I have the honor to be, sir, with great respect, your faithful servant,

Director of the Mint.

To the President of the United States.


Statement of the coinage at the Mint of the United States, Philadelphia, in the year 1838.

Denominations. Pieces. Pieces. Value. Whole value.

Eagles 7,200 $72,000
Half eagles 286,588 $1,432,940
Quarter eagles 47,030 117,575
Quarter dollars  
Half dollars 3,546,000 1,773,000
Quarter dollars 832,000 208,000
Dimes 1,992,500 199,250
Half dimes 2,255,000 112,750

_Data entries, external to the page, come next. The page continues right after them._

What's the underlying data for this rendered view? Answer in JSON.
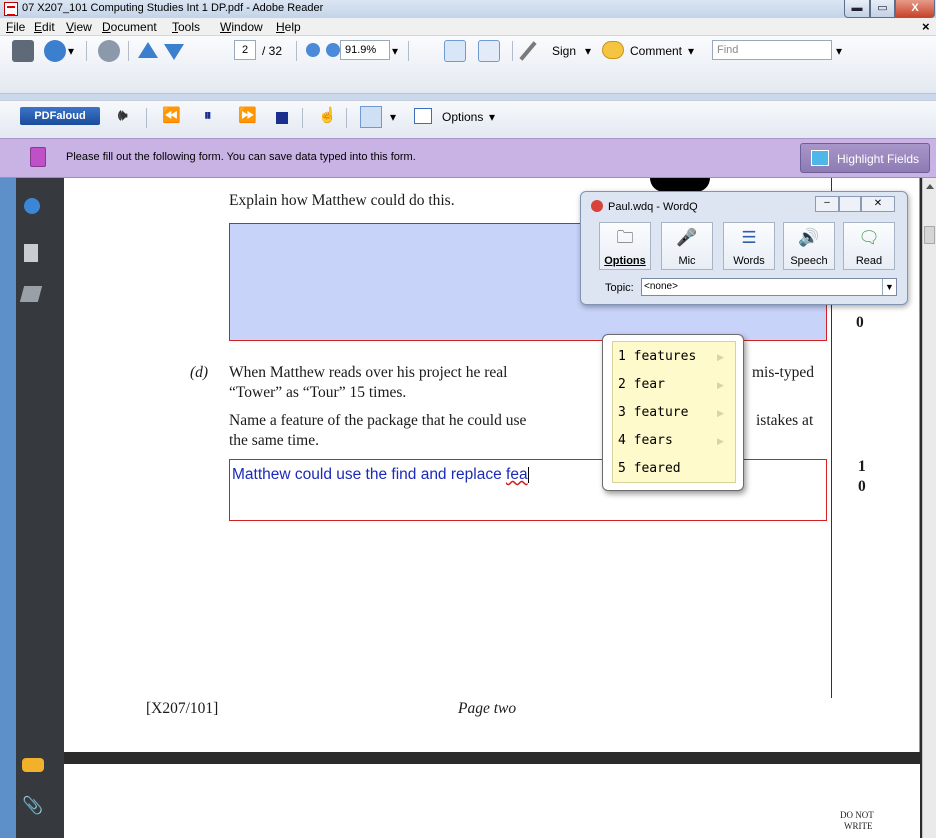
{
  "window": {
    "title": "07 X207_101 Computing Studies Int 1 DP.pdf - Adobe Reader",
    "min_glyph": "▬",
    "max_glyph": "▭",
    "close_glyph": "X"
  },
  "menu": {
    "items": [
      "File",
      "Edit",
      "View",
      "Document",
      "Tools",
      "Window",
      "Help"
    ],
    "close_glyph": "×"
  },
  "toolbar": {
    "page_current": "2",
    "page_total": "/ 32",
    "zoom": "91.9%",
    "sign_label": "Sign",
    "comment_label": "Comment",
    "find_placeholder": "Find",
    "dropdown_glyph": "▾"
  },
  "toolbar2": {
    "pdfaloud_label": "PDFaloud",
    "options_label": "Options",
    "dropdown_glyph": "▾"
  },
  "formbar": {
    "message": "Please fill out the following form. You can save data typed into this form.",
    "highlight_label": "Highlight Fields"
  },
  "document": {
    "question_c_tail": "Explain how Matthew could do this.",
    "marks_c_bottom": "0",
    "question_d_label": "(d)",
    "question_d_line1_a": "When Matthew reads over his project he real",
    "question_d_line1_b": "mis-typed",
    "question_d_line2": "“Tower” as “Tour” 15 times.",
    "question_d_line3_a": "Name a feature of the package that he could use",
    "question_d_line3_b": "istakes at",
    "question_d_line4": "the same time.",
    "answer_d_text": "Matthew could use the find and replace ",
    "answer_d_current_word": "fea",
    "marks_d_top": "1",
    "marks_d_bottom": "0",
    "footer_code": "[X207/101]",
    "footer_page": "Page two",
    "page2_margin_line1": "DO NOT",
    "page2_margin_line2": "WRITE"
  },
  "wordq": {
    "title": "Paul.wdq - WordQ",
    "buttons": [
      {
        "label": "Options",
        "icon": "folder-icon"
      },
      {
        "label": "Mic",
        "icon": "microphone-icon"
      },
      {
        "label": "Words",
        "icon": "list-icon"
      },
      {
        "label": "Speech",
        "icon": "speaker-icon"
      },
      {
        "label": "Read",
        "icon": "speech-bubble-icon"
      }
    ],
    "topic_label": "Topic:",
    "topic_value": "<none>"
  },
  "predictions": {
    "items": [
      "1 features",
      "2 fear",
      "3 feature",
      "4 fears",
      "5 feared"
    ],
    "arrow_glyph": "▶"
  },
  "colors": {
    "form_bar": "#c9b3e5",
    "field_fill": "#c8d3fa",
    "field_border": "#d32020",
    "answer_text": "#1b2bb8",
    "prediction_bg": "#fefacb"
  }
}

Cents 6,370,200 63,702

15,336,518 3,979,217


Statement of deposites of gold, for coinage, at the Mint of the United States, Philadelphia, 1838.

The deposites of gold for coinage amount to $1,624,500
Coins and bullion from Mexico and South America    
Of which was received from the United States, viz:
    Virginia $55,000
North Carolina 66,000
South Carolina 13,000
Georgia 36,000
Alabama 200
Tennesse 1,500

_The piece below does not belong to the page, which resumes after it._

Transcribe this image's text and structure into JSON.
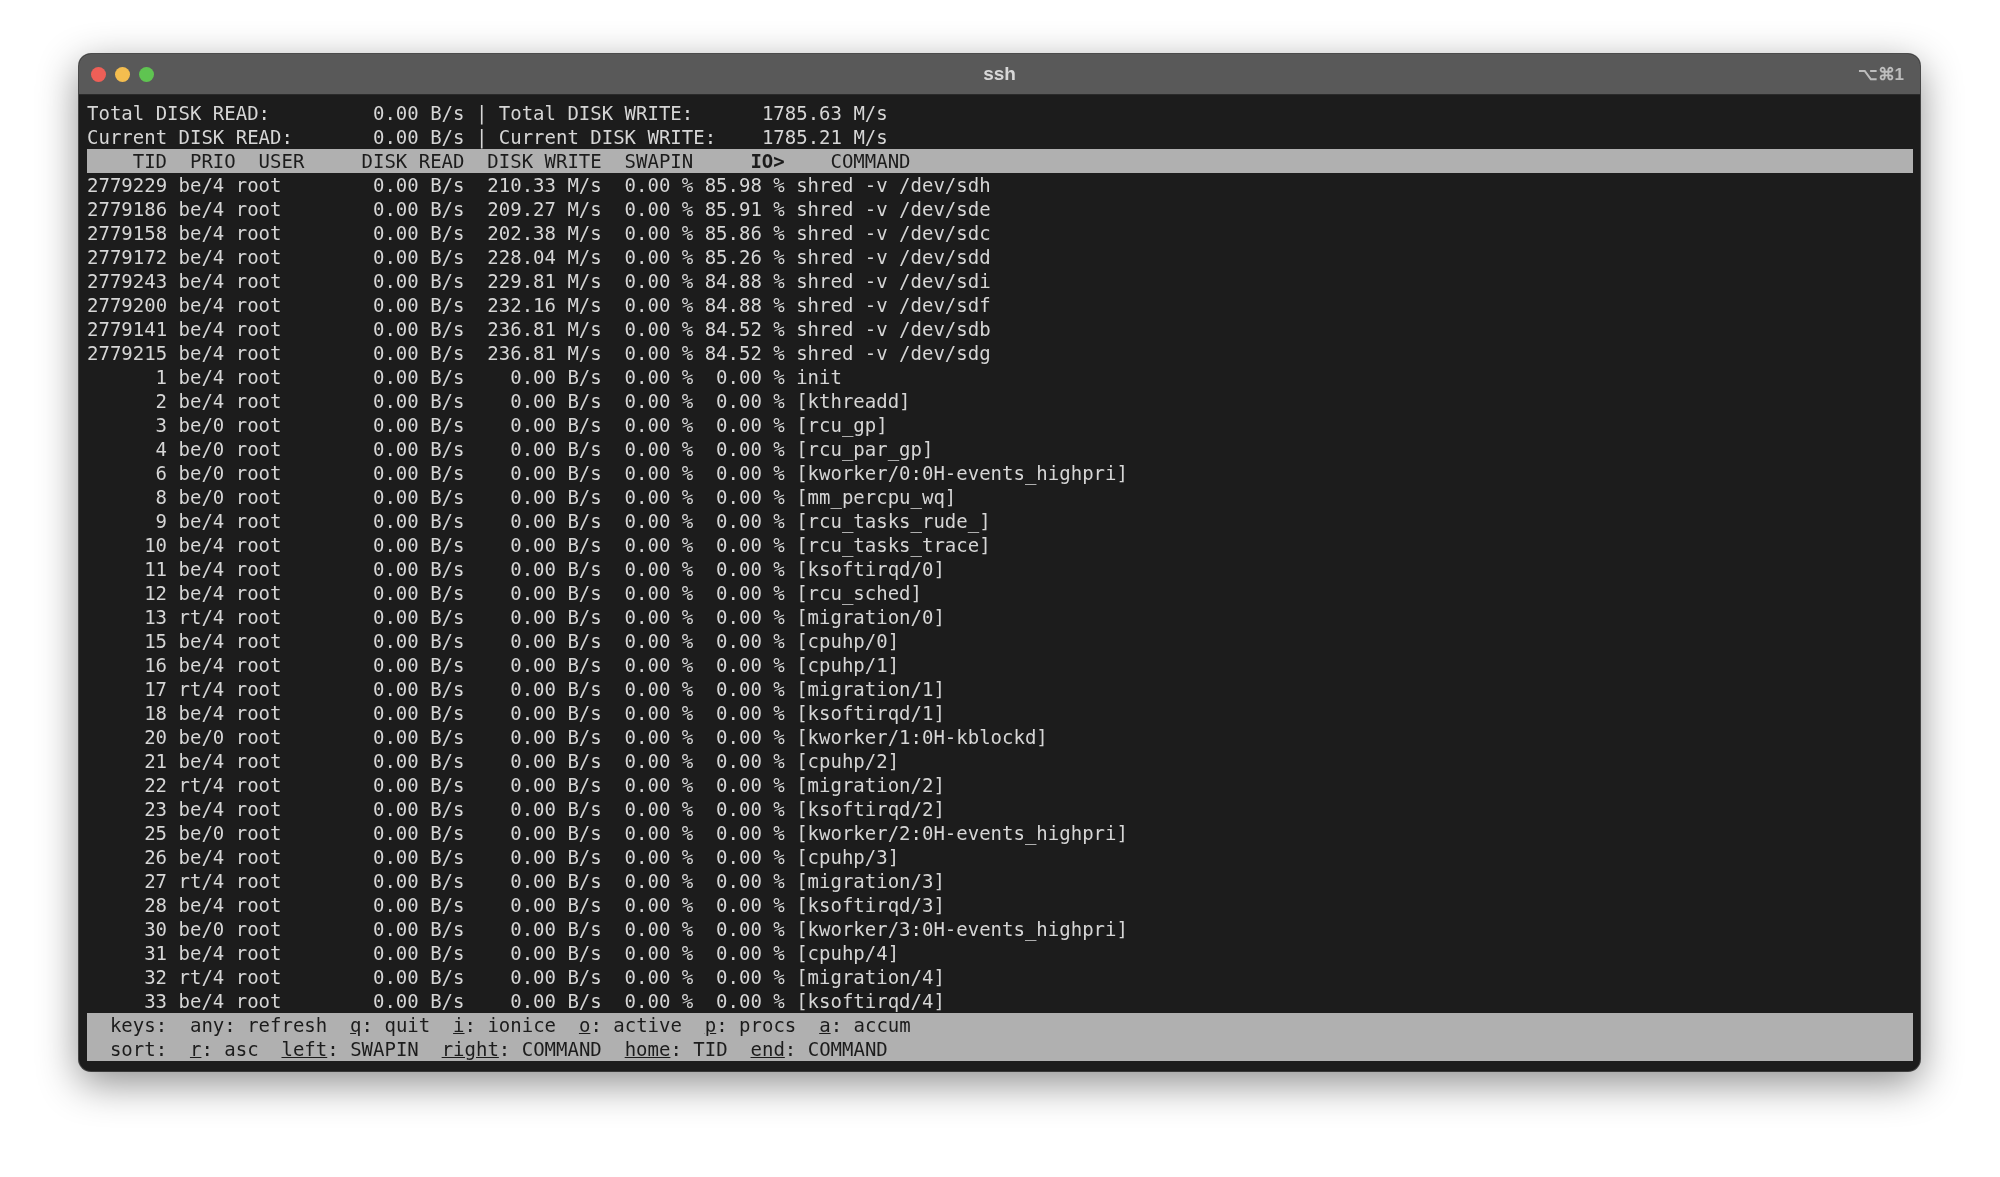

Coins of the United States of old standard 5,000
Coins and bullion from Europe 1,075,000
Coins and bullion from Mexico and South America 366,000
Bullion from Africa 6,000
Jewelry 800



Statement of the annual amounts of deposites of gold, for coinage, at the Mint of the United States, Philadelphia, from the mines of the United States.

Year. Virginia. North
Georgia. Tennessee. Various
1824 $5,000 $5,000
1825 17,000 17,000
1826 20,000 20,000
1827 21,000 21,000
1828 46,000 46,000
1829 $2,500 134,000 $3,500 140,000
1830 24,000 204,000 26,000 $212,000 466,000
1831 26,000 294,000 22,000 176,000 $1,000 $1,000 520,000
1832 34,000 458,000 45,000 140,000 1,000 678,000
1833 104,000 475,000 66,000 216,000 7,000 868,000
1834 62,000 380,000 38,000 415,000 3,000 898,000
1835 60,400 263,500 42,400 319,900 100 12,200 698,500
1836 62,000 148,100 55,200 201,400 300 467,000
1837 52,100 116,900 29,400 83,600 282,000
1838 55,000 66,000 13,000 36,000 1,500 200 171,700

482,000 2,648,500 340,500 1,799,900 13,900 13,400 5,298,200


Statement of deposites of silver, for coinage, at the Mint of the United States, Philadelphia, 1838.

The deposites of gold for coinage amount to $2,301,200
Of which there was in Mexican dollars $1,820,400
Dollars of South America 15,200
Five franc pieces of France 155,300
Other coins 60,400
Bullion in bars, plate, amalgam, &c 249,900
The deposites of gold for coinage amount to   


Statement of deposites, for coinage, at the branch mints, to the 31st December, 1838.

United States bullion. Foreign. Total.
Charlotte branch, North Carolina $127,000 $3,600 $130,600
Dahlonega branch, Georgia 135,700 6,100 141,800
New Orleans branch, Louisiana 700 39,900 40,600
Charlotte branch, North Carolina   

263,400 49,600 313,000

New Orleans branch, Louisiana 237,000

Whole amount deposited at the branches 550,000

Deposited at the Charlotte branch 130,600
Deposited at the Dahlonega branch 141,800
Deposited at the New Orleans branch 277,600



Amount of coinage at the branch mints within the year 1838.

Mints. Gold. Silver. Total.
Half eagles. Quarter eagles. Whole No. of pieces. Value. Dimes. Value. Pieces. Value.
Charlotte 12,886 7,894 20,780 $84,165 20,780 $84,165
Dahlonega 20,583 20,583 102,915 20,583 102,915
New Orleans 402,430 $40,243 402,430 40,243
New Orleans  

Total 33,469 7,894 41,363 187,080 420,430 40,243 443,793 227,323


Recapitulation of deposites and coinage, at the Mint and its branches, for the year 1838.

Mints. Deposites. Coinage.
Gold. Silver. Total. Gold. Silver. Copper. Total.
U.S. gold. Foreign gold. Total gold. Pieces. Value. Pieces. Value. Pieces. Value. Pieces. Value.
Philadelphia $171,700 $1,452,800 $1,624,500 $2,301,200 $3,925,700 340,818 $1,622,515 8,625,500 $2,293,000 6,370,200 $63,702 15,336,518 $3,979,217
Charlotte 127,000 3,600 130,600 130,600 20,780 84,165 20,780 84,165
Dahlonega 135,700 6,100 141,800 141,800 20,583 102,915 20,583 102,915
New Orleans 700 39,900 40,600 237,000 277,600 402,430 40,243 402,430 40,243
New Orleans   

435,100 1,502,400 1,937,500 2,538,200 4,475,700 382,181 1,809,595 9,027,930 2,333,243 6,370,200 63,702 15,780,311 4,206,540